◆ Exercise requirements:
List all the lines in these records that hold "settings".

-------- Extracted entries

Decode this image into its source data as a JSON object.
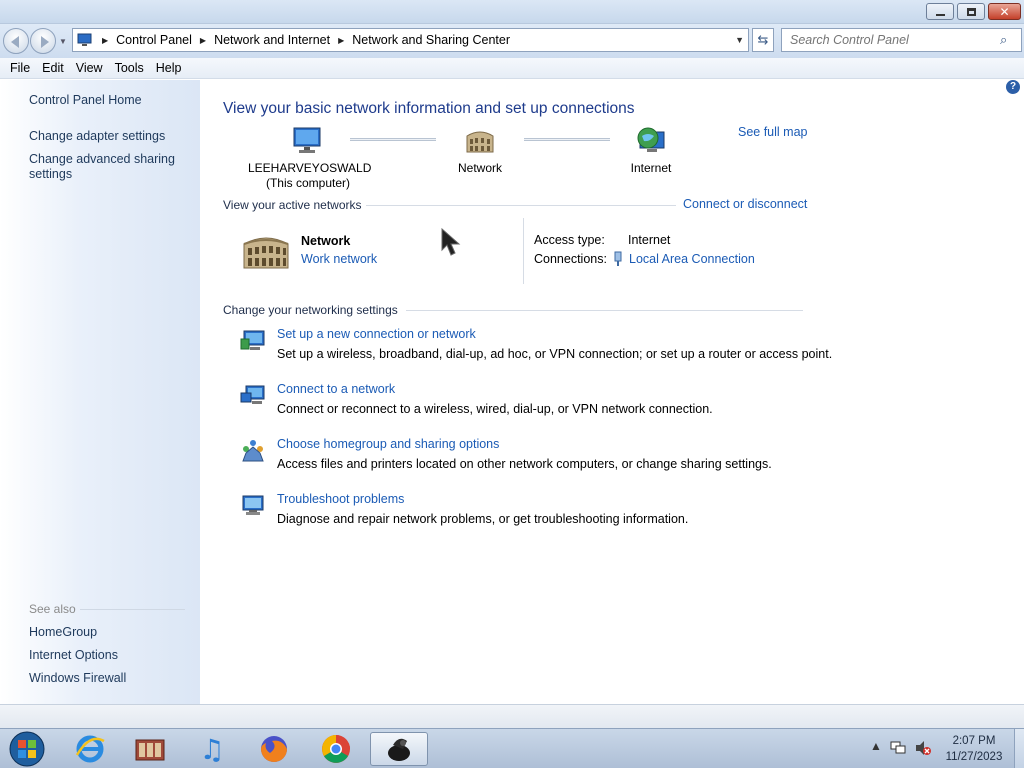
{
  "window": {
    "controls": [
      "minimize",
      "maximize",
      "close"
    ]
  },
  "address": {
    "breadcrumbs": [
      "Control Panel",
      "Network and Internet",
      "Network and Sharing Center"
    ],
    "search_placeholder": "Search Control Panel"
  },
  "menu": [
    "File",
    "Edit",
    "View",
    "Tools",
    "Help"
  ],
  "sidebar": {
    "items": [
      "Control Panel Home",
      "Change adapter settings",
      "Change advanced sharing settings"
    ],
    "see_also_label": "See also",
    "see_also": [
      "HomeGroup",
      "Internet Options",
      "Windows Firewall"
    ]
  },
  "main": {
    "heading": "View your basic network information and set up connections",
    "see_full_map": "See full map",
    "map": {
      "computer_name": "LEEHARVEYOSWALD",
      "computer_sub": "(This computer)",
      "network": "Network",
      "internet": "Internet"
    },
    "active_networks": {
      "title": "View your active networks",
      "connect_link": "Connect or disconnect",
      "network_name": "Network",
      "network_type": "Work network",
      "access_type_label": "Access type:",
      "access_type_value": "Internet",
      "connections_label": "Connections:",
      "connections_value": "Local Area Connection"
    },
    "settings": {
      "title": "Change your networking settings",
      "tasks": [
        {
          "title": "Set up a new connection or network",
          "desc": "Set up a wireless, broadband, dial-up, ad hoc, or VPN connection; or set up a router or access point."
        },
        {
          "title": "Connect to a network",
          "desc": "Connect or reconnect to a wireless, wired, dial-up, or VPN network connection."
        },
        {
          "title": "Choose homegroup and sharing options",
          "desc": "Access files and printers located on other network computers, or change sharing settings."
        },
        {
          "title": "Troubleshoot problems",
          "desc": "Diagnose and repair network problems, or get troubleshooting information."
        }
      ]
    }
  },
  "taskbar": {
    "apps": [
      "start-orb",
      "internet-explorer",
      "media-center",
      "itunes",
      "firefox",
      "chrome",
      "active-app"
    ],
    "time": "2:07 PM",
    "date": "11/27/2023"
  }
}
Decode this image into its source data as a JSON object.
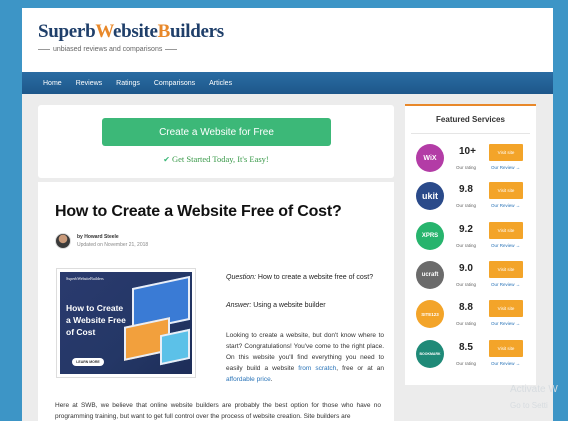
{
  "header": {
    "logo_part1": "Superb",
    "logo_part2": "W",
    "logo_part3": "ebsite",
    "logo_part4": "B",
    "logo_part5": "uilders",
    "tagline": "unbiased reviews and comparisons"
  },
  "nav": {
    "items": [
      {
        "label": "Home"
      },
      {
        "label": "Reviews"
      },
      {
        "label": "Ratings"
      },
      {
        "label": "Comparisons"
      },
      {
        "label": "Articles"
      }
    ]
  },
  "cta": {
    "button_label": "Create a Website for Free",
    "sub_label": "Get Started Today, It's Easy!"
  },
  "article": {
    "title": "How to Create a Website Free of Cost?",
    "author": "by Howard Steele",
    "date": "Updated on November 21, 2018",
    "thumb_brand": "SuperbWebsiteBuilders",
    "thumb_title": "How to Create a Website Free of Cost",
    "thumb_button": "LEARN MORE",
    "question_label": "Question:",
    "question_text": " How to create a website free of cost?",
    "answer_label": "Answer:",
    "answer_text": " Using a website builder",
    "para_part1": "Looking to create a website, but don't know where to start? Congratulations! You've come to the right place. On this website you'll find everything you need to easily build a website ",
    "para_link1": "from scratch",
    "para_part2": ", free or at an ",
    "para_link2": "affordable price",
    "para_part3": ".",
    "para2": "Here at SWB, we believe that online website builders are probably the best option for those who have no programming training, but want to get full control over the process of website creation. Site builders are"
  },
  "sidebar": {
    "title": "Featured Services",
    "services": [
      {
        "logo": "WiX",
        "score": "10+",
        "label": "Our rating",
        "button": "Visit site",
        "review": "Our Review →",
        "color": "#b33ca6"
      },
      {
        "logo": "ukit",
        "score": "9.8",
        "label": "Our rating",
        "button": "Visit site",
        "review": "Our Review →",
        "color": "#2a4a8a"
      },
      {
        "logo": "XPRS",
        "score": "9.2",
        "label": "Our rating",
        "button": "Visit site",
        "review": "Our Review →",
        "color": "#27b46d"
      },
      {
        "logo": "ucraft",
        "score": "9.0",
        "label": "Our rating",
        "button": "Visit site",
        "review": "Our Review →",
        "color": "#6b6b6b"
      },
      {
        "logo": "SITE123",
        "score": "8.8",
        "label": "Our rating",
        "button": "Visit site",
        "review": "Our Review →",
        "color": "#f3a429"
      },
      {
        "logo": "BOOKMARK",
        "score": "8.5",
        "label": "Our rating",
        "button": "Visit site",
        "review": "Our Review →",
        "color": "#1f8a78"
      }
    ]
  },
  "watermark": {
    "line1": "Activate W",
    "line2": "Go to Setti"
  }
}
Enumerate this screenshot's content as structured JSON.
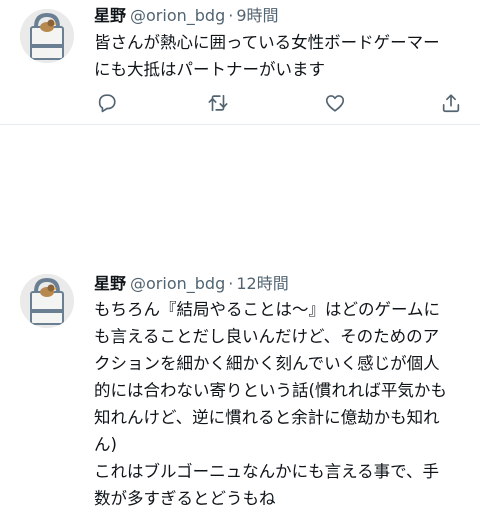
{
  "tweets": [
    {
      "name": "星野",
      "handle": "@orion_bdg",
      "separator": "·",
      "time": "9時間",
      "text": "皆さんが熱心に囲っている女性ボードゲーマー\nにも大抵はパートナーがいます",
      "actions": {
        "reply_icon": "reply-icon",
        "retweet_icon": "retweet-icon",
        "like_icon": "heart-icon",
        "share_icon": "share-icon"
      }
    },
    {
      "name": "星野",
      "handle": "@orion_bdg",
      "separator": "·",
      "time": "12時間",
      "text": "もちろん『結局やることは〜』はどのゲームに\nも言えることだし良いんだけど、そのためのア\nクションを細かく細かく刻んでいく感じが個人\n的には合わない寄りという話(慣れれば平気かも\n知れんけど、逆に慣れると余計に億劫かも知れ\nん)\nこれはブルゴーニュなんかにも言える事で、手\n数が多すぎるとどうもね"
    }
  ],
  "colors": {
    "text": "#0f1419",
    "secondary": "#536471",
    "divider": "#e6ecf0",
    "avatar_bg": "#eaeaea"
  }
}
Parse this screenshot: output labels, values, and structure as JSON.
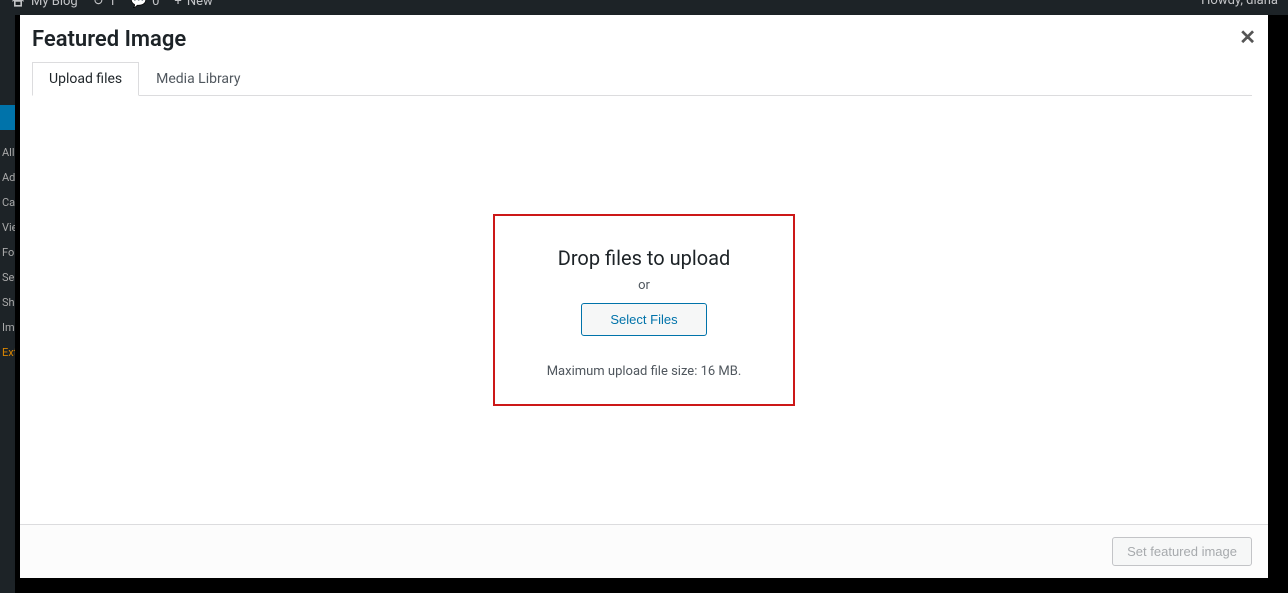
{
  "adminBar": {
    "siteTitle": "My Blog",
    "updateCount": "1",
    "commentCount": "0",
    "newLabel": "New",
    "greeting": "Howdy, diana"
  },
  "sidebar": {
    "items": [
      {
        "label": "All"
      },
      {
        "label": "Ad"
      },
      {
        "label": "Ca"
      },
      {
        "label": "Vie"
      },
      {
        "label": "Fo"
      },
      {
        "label": "Se"
      },
      {
        "label": "Sh"
      },
      {
        "label": "Im"
      },
      {
        "label": "Ext"
      }
    ]
  },
  "modal": {
    "title": "Featured Image",
    "tabs": {
      "upload": "Upload files",
      "library": "Media Library"
    },
    "upload": {
      "dropText": "Drop files to upload",
      "orText": "or",
      "selectButton": "Select Files",
      "maxSize": "Maximum upload file size: 16 MB."
    },
    "footer": {
      "setButton": "Set featured image"
    }
  }
}
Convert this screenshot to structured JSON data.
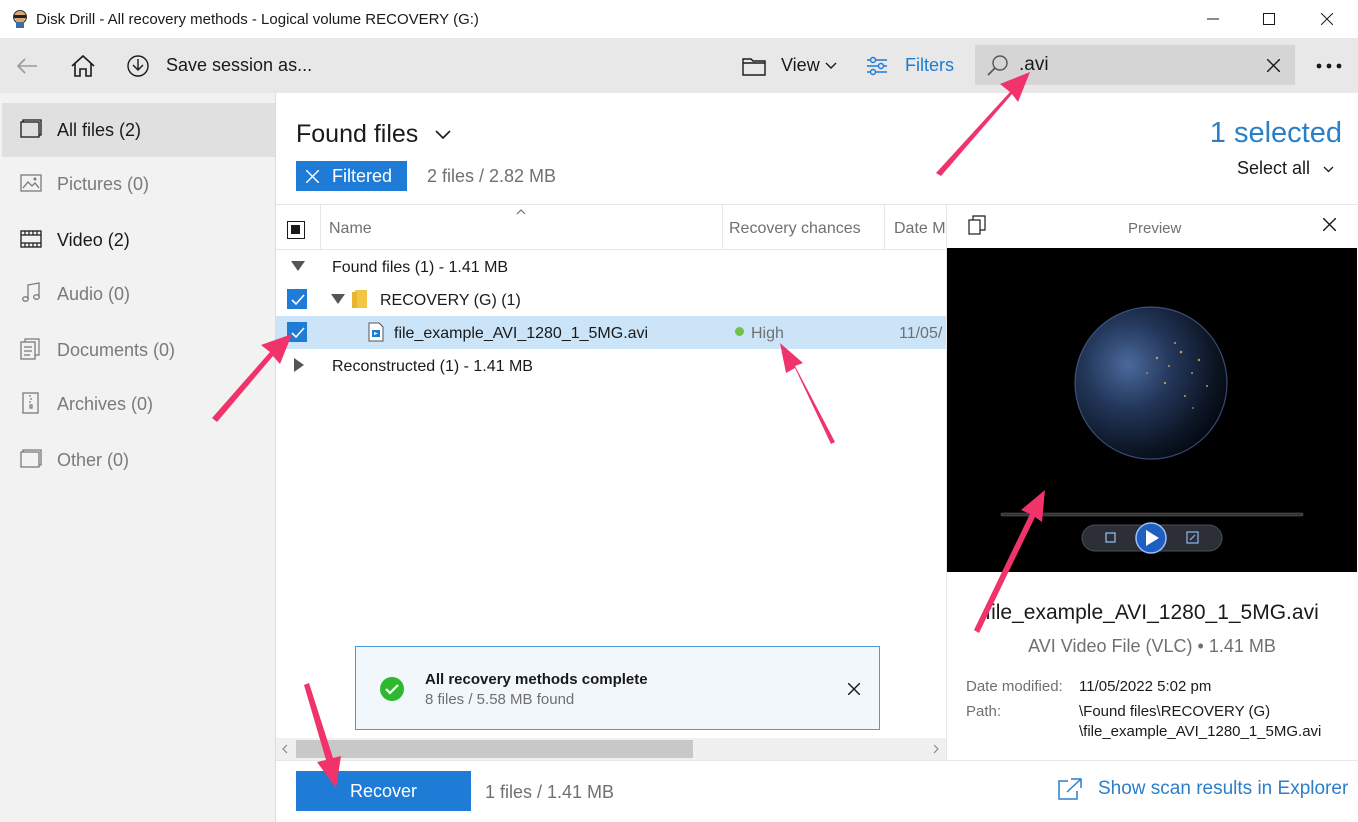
{
  "window": {
    "title": "Disk Drill - All recovery methods - Logical volume RECOVERY (G:)"
  },
  "toolbar": {
    "save_session_label": "Save session as...",
    "view_label": "View",
    "filters_label": "Filters",
    "search_value": ".avi"
  },
  "sidebar": {
    "items": [
      {
        "label": "All files (2)",
        "icon": "all-files-icon"
      },
      {
        "label": "Pictures (0)",
        "icon": "pictures-icon"
      },
      {
        "label": "Video (2)",
        "icon": "video-icon"
      },
      {
        "label": "Audio (0)",
        "icon": "audio-icon"
      },
      {
        "label": "Documents (0)",
        "icon": "documents-icon"
      },
      {
        "label": "Archives (0)",
        "icon": "archives-icon"
      },
      {
        "label": "Other (0)",
        "icon": "other-icon"
      }
    ]
  },
  "main": {
    "title": "Found files",
    "selected_count": "1 selected",
    "select_all_label": "Select all",
    "filtered_label": "Filtered",
    "filter_summary": "2 files / 2.82 MB"
  },
  "table": {
    "columns": [
      "Name",
      "Recovery chances",
      "Date M"
    ],
    "rows": {
      "group1": "Found files (1) - 1.41 MB",
      "folder": "RECOVERY (G) (1)",
      "file_name": "file_example_AVI_1280_1_5MG.avi",
      "file_chance": "High",
      "file_date": "11/05/",
      "group2": "Reconstructed (1) - 1.41 MB"
    }
  },
  "preview": {
    "title": "Preview",
    "file_name": "file_example_AVI_1280_1_5MG.avi",
    "file_info": "AVI Video File (VLC) • 1.41 MB",
    "date_label": "Date modified:",
    "date_value": "11/05/2022 5:02 pm",
    "path_label": "Path:",
    "path_line1": "\\Found files\\RECOVERY (G)",
    "path_line2": "\\file_example_AVI_1280_1_5MG.avi"
  },
  "toast": {
    "title": "All recovery methods complete",
    "subtitle": "8 files / 5.58 MB found"
  },
  "bottom": {
    "recover_label": "Recover",
    "recover_summary": "1 files / 1.41 MB",
    "explorer_link": "Show scan results in Explorer"
  },
  "colors": {
    "accent": "#1e7bd6",
    "selected_count": "#2a7fc9",
    "high_chance": "#6cc24a",
    "annotation_arrow": "#f0336a"
  }
}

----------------

◆ Task answer:
      "Change adapter settings",
      "Change advanced sharing settings"
    "settings": {
      "title": "Change your networking settings",
          "desc": "Access files and printers located on other network computers, or change sharing settings."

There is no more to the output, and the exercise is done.